[WHAT YOU HAVE TO DO]:
Go through the records and report each line holding the string "Directory".

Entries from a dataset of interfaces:
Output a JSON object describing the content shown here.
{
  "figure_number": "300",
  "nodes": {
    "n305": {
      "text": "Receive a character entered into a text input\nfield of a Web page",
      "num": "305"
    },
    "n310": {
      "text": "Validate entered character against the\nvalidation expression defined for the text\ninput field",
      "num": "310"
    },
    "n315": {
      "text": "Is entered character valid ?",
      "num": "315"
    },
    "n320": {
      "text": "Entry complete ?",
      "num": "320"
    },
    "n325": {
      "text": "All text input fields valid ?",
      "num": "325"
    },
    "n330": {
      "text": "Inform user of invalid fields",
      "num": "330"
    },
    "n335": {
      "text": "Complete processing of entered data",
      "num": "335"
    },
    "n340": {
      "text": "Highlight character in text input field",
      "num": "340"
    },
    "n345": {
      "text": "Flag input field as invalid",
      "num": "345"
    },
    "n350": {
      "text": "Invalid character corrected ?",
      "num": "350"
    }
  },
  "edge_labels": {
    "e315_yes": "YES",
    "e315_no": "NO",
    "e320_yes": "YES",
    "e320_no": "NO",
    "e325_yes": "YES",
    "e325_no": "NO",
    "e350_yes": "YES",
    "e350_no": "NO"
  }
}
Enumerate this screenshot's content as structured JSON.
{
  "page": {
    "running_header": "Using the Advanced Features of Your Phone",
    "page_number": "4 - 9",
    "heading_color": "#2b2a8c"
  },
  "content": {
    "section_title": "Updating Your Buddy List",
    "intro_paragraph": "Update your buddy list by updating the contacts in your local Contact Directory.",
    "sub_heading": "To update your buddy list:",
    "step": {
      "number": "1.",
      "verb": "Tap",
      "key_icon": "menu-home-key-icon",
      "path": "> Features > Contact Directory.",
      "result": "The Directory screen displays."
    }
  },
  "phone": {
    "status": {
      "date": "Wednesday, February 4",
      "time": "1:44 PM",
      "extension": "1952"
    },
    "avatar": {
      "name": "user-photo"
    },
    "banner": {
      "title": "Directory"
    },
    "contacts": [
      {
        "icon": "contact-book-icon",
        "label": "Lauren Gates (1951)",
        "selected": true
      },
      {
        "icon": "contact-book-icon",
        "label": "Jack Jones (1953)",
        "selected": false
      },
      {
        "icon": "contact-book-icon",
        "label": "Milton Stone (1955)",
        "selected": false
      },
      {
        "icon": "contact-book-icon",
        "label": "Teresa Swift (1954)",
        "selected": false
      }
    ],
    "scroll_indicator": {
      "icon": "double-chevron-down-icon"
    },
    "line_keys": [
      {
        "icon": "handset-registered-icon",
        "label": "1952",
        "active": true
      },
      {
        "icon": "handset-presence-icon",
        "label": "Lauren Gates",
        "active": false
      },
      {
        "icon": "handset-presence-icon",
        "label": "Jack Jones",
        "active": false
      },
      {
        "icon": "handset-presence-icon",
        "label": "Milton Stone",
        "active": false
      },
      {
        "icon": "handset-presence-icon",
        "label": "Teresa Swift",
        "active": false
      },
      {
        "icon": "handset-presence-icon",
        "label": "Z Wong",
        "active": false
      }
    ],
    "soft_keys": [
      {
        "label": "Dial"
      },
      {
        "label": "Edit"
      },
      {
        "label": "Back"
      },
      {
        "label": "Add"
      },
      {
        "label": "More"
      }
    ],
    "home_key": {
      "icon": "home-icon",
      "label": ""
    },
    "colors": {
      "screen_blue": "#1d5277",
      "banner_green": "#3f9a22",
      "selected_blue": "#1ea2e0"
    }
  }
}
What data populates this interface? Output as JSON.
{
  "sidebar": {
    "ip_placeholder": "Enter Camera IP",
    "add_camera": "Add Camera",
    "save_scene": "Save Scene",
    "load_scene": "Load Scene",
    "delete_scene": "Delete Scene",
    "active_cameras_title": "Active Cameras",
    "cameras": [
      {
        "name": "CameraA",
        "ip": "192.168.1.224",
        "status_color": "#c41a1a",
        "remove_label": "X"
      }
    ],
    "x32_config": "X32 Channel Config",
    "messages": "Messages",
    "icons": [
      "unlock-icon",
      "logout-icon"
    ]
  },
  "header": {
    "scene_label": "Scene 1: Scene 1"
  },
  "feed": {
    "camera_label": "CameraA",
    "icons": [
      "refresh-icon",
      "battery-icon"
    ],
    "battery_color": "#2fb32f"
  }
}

[ANSWER BOX]:
    "intro_paragraph": "Update your buddy list by updating the contacts in your local Contact Directory.",
      "path": "> Features > Contact Directory.",
      "result": "The Directory screen displays."
      "title": "Directory"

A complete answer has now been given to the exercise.